It allows developers to get their games on them but the developer will still need to acquire the necessary licenses, integrate the necessary APIs, perform the necessary QA to ensure it works since every platform has different specs, and so on.
Just look at the Digital Foundry videos for Breath of the Wild. There were visible differences in performance in certain locations. Some were shared between the Wii U and the Switch but many of them were in different locations for different reasons.
It's only natural that you see no reason, as no reason has been given. We don't know what the Atari Box even is at this point. This is the whole purpose of this thread, speculation. At present, we essentially have almost no details about what the Atari Box is.
When they do get around to actually revealing what it is, perhaps there will be some reasons. For now, you are basing all of your speculation on commercially failed systems. But some of the other posters are postulating based on platforms that have not failed, and still turn a profit, despite having smaller install bases or less successful development.
Not every product has to conform to the same business model. Look at the Analogue NT. That thing turns a profit by being a premium platform that is sold for a mark-up. Its business model is not based around selling or licensing software, so they have to charge more for it to turn a profit off of the unit itself. And yet, they sell out of every production run they make. You've only ever been able to order their products through pre-orders. They've created a sustainable business model around a niche product, without focusing on the traditional monetization that major platforms employ.
It could be that the Atari Box will take a similar approach, or perhaps not. We don't know. You can't just base all of your assumptions on a narrow sub-set of examples. Not in this crazy, chaotic, and dynamic field of game development.
And if they said that the Ataribox was an FPGA based retro console but they've come out and said it's based on PC technology, which comes with a reasonable amount of assumptions. It's not like this is an FPGA based total emulation system that plays literally every NES game, some with outright improvements, it's what will very likely be a PC in a box, which places it into a pretty specific niche, which is already occupied by

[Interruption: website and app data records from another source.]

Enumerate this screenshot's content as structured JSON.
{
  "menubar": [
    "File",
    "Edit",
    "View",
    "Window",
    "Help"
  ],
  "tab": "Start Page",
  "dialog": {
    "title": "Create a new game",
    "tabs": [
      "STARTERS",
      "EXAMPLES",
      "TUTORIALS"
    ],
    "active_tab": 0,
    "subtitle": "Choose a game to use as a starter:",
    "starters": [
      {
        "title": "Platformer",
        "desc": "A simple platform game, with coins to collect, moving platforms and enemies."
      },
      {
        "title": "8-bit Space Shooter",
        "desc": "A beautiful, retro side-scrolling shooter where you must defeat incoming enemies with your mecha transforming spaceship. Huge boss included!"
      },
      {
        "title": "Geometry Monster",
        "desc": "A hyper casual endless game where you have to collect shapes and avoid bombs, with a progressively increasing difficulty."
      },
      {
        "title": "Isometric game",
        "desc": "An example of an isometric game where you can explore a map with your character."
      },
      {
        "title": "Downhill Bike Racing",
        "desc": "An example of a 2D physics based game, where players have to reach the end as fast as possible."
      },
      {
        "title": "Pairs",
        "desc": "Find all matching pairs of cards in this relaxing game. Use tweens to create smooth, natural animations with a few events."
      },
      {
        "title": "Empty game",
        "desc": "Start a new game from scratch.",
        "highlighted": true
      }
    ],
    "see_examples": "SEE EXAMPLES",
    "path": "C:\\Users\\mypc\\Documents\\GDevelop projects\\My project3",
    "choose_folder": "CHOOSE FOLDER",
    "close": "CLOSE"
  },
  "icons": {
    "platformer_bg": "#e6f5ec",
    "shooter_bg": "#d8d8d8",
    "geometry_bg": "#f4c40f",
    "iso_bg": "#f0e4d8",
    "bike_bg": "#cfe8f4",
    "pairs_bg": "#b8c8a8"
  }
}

Well, saying PC technology is actually pretty broad. The PS4 and XBone are both based on PC technology. What that generally means is that it will likely have some manner of x86 processor. But with the more mobile-focus of a lot of modern x86 processor development, this isn't really that surprising. (a lot of modern processor development has focused on making processors smaller, more power efficient, and produce less heat, to make them more friendly for mobile devices like phones and tablets)

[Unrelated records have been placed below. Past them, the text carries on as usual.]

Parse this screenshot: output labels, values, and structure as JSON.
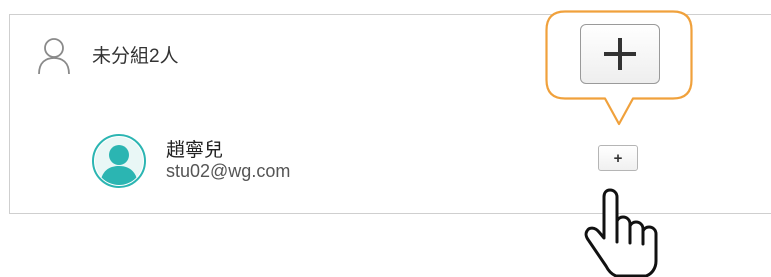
{
  "group": {
    "label": "未分組2人",
    "icon": "person-outline-icon"
  },
  "member": {
    "name": "趙寧兒",
    "email": "stu02@wg.com",
    "avatar_icon": "user-avatar-icon",
    "avatar_color": "#2bb5b2"
  },
  "add_button": {
    "icon": "plus-icon"
  },
  "callout": {
    "border_color": "#f0a13c",
    "icon": "plus-icon"
  },
  "cursor": {
    "icon": "pointing-hand-cursor-icon"
  }
}
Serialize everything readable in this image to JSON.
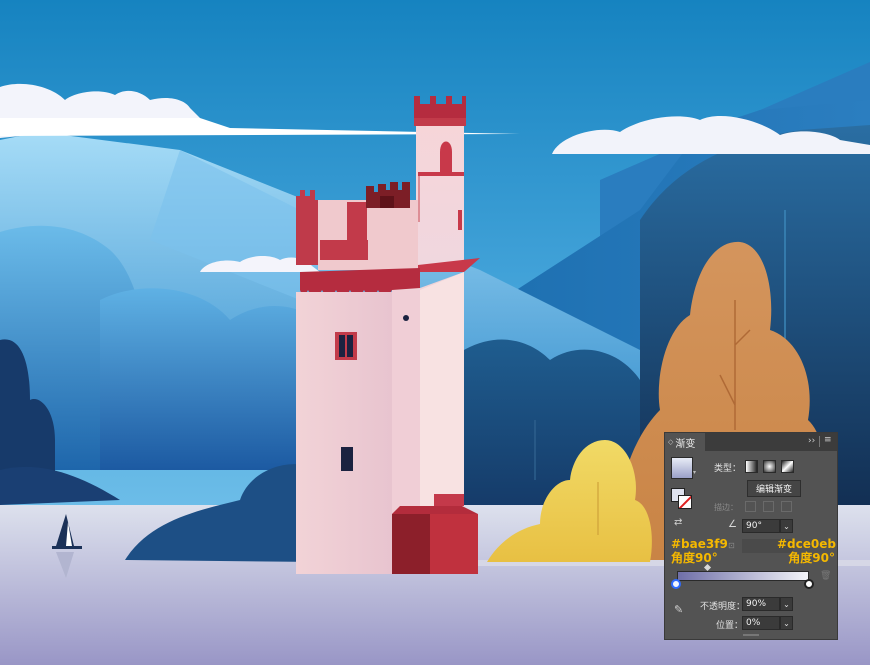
{
  "panel": {
    "tab_label": "渐变",
    "collapse_icon": "double-chevron-right-icon",
    "menu_icon": "hamburger-menu-icon",
    "type_label": "类型：",
    "stroke_label": "描边：",
    "edit_gradient_label": "编辑渐变",
    "angle_value": "90°",
    "opacity_label": "不透明度：",
    "opacity_value": "90%",
    "position_label": "位置：",
    "position_value": "0%"
  },
  "annotations": {
    "left_color": "#bae3f9",
    "left_angle": "角度90°",
    "right_color": "#dce0eb",
    "right_angle": "角度90°"
  },
  "gradient": {
    "start_color": "#bae3f9",
    "end_color": "#dce0eb"
  },
  "colors": {
    "annotation_text": "#f5b800",
    "panel_bg": "#535353",
    "sky_top": "#1a86c2",
    "tower_red": "#a82b35"
  }
}
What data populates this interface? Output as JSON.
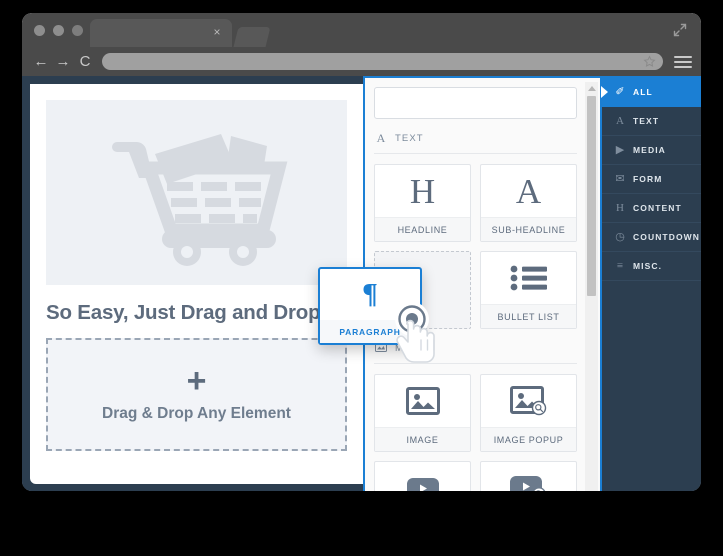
{
  "browser": {
    "tab_close_label": "×",
    "nav": {
      "back": "←",
      "forward": "→",
      "reload": "C"
    },
    "url_value": "",
    "url_placeholder": "",
    "icons": {
      "expand": "expand-icon",
      "star": "bookmark-star-icon",
      "menu": "hamburger-menu-icon"
    }
  },
  "canvas": {
    "hero_icon": "shopping-cart-icon",
    "headline": "So Easy, Just Drag and Drop",
    "dropzone": {
      "plus": "+",
      "label": "Drag & Drop Any Element"
    }
  },
  "panel": {
    "search": {
      "value": "",
      "placeholder": ""
    },
    "groups": [
      {
        "icon": "A",
        "icon_name": "text-group-icon",
        "label": "TEXT",
        "tiles": [
          {
            "glyph": "H",
            "label": "HEADLINE",
            "icon_name": "headline-icon",
            "kind": "serif"
          },
          {
            "glyph": "A",
            "label": "SUB-HEADLINE",
            "icon_name": "sub-headline-icon",
            "kind": "serif"
          },
          {
            "glyph": "",
            "label": "",
            "icon_name": "paragraph-placeholder",
            "kind": "placeholder"
          },
          {
            "glyph": "",
            "label": "BULLET LIST",
            "icon_name": "bullet-list-icon",
            "kind": "bullet"
          }
        ]
      },
      {
        "icon": "",
        "icon_name": "media-group-icon",
        "label": "MEDIA",
        "tiles": [
          {
            "glyph": "",
            "label": "IMAGE",
            "icon_name": "image-icon",
            "kind": "image"
          },
          {
            "glyph": "",
            "label": "IMAGE POPUP",
            "icon_name": "image-popup-icon",
            "kind": "image-zoom"
          },
          {
            "glyph": "",
            "label": "",
            "icon_name": "video-icon",
            "kind": "video"
          },
          {
            "glyph": "",
            "label": "",
            "icon_name": "video-popup-icon",
            "kind": "video-zoom"
          }
        ]
      }
    ]
  },
  "sidebar": {
    "items": [
      {
        "label": "ALL",
        "icon": "✐",
        "icon_name": "all-icon",
        "active": true
      },
      {
        "label": "TEXT",
        "icon": "A",
        "icon_name": "text-icon",
        "active": false
      },
      {
        "label": "MEDIA",
        "icon": "▶",
        "icon_name": "play-icon",
        "active": false
      },
      {
        "label": "FORM",
        "icon": "✉",
        "icon_name": "envelope-icon",
        "active": false
      },
      {
        "label": "CONTENT",
        "icon": "H",
        "icon_name": "content-icon",
        "active": false
      },
      {
        "label": "COUNTDOWN",
        "icon": "◷",
        "icon_name": "clock-icon",
        "active": false
      },
      {
        "label": "MISC.",
        "icon": "≡",
        "icon_name": "misc-icon",
        "active": false
      }
    ]
  },
  "drag": {
    "label": "PARAGRAPH",
    "glyph": "¶",
    "icon_name": "paragraph-icon",
    "cursor_name": "hand-pointer-cursor"
  },
  "colors": {
    "accent": "#1b7fd4",
    "dark_navy": "#2c3e50",
    "chrome_gray": "#4a4a4a",
    "muted_text": "#5d6b7d"
  }
}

So only a small amount can be inferred from that comment. It could be an Atari-themed tablet for all we know. It could be an Atari-branded netbook.
Considering the announcement timing and the fact that Nintendo brought out it's official mini nes a while ago and now has announced the snes version I'd expect to see a mini atari console with most if not all the games.
Original joysticks would please me.
Those original Atari joysticks are not as good as you remember. There's a nostalgia factor, sure, but they do not hold up very well. I've been meaning to cook up an arcade-control style Atari controller, but I think I would be better off just making a Genesis version, and use that on the original Atari.
Really? I used them on every machine and console I had that would fit RS232! So that's Atari, Amstrad, Spectrum, C64, Amiga and just for giggles, the megadrive (but need more than one fire button for that!) Surprisingly, it worked like a champ on all of them.
I did grip it differently though (just forefinger + thumb at base).
So I did use it way, way, way past it's sell by date. And yeah, used it recently. Love it.
You say that like competing with Nintendo is an easy thing...
Even Nintendo has trouble with it sometimes, and they're kinda the experts on being Nintendo.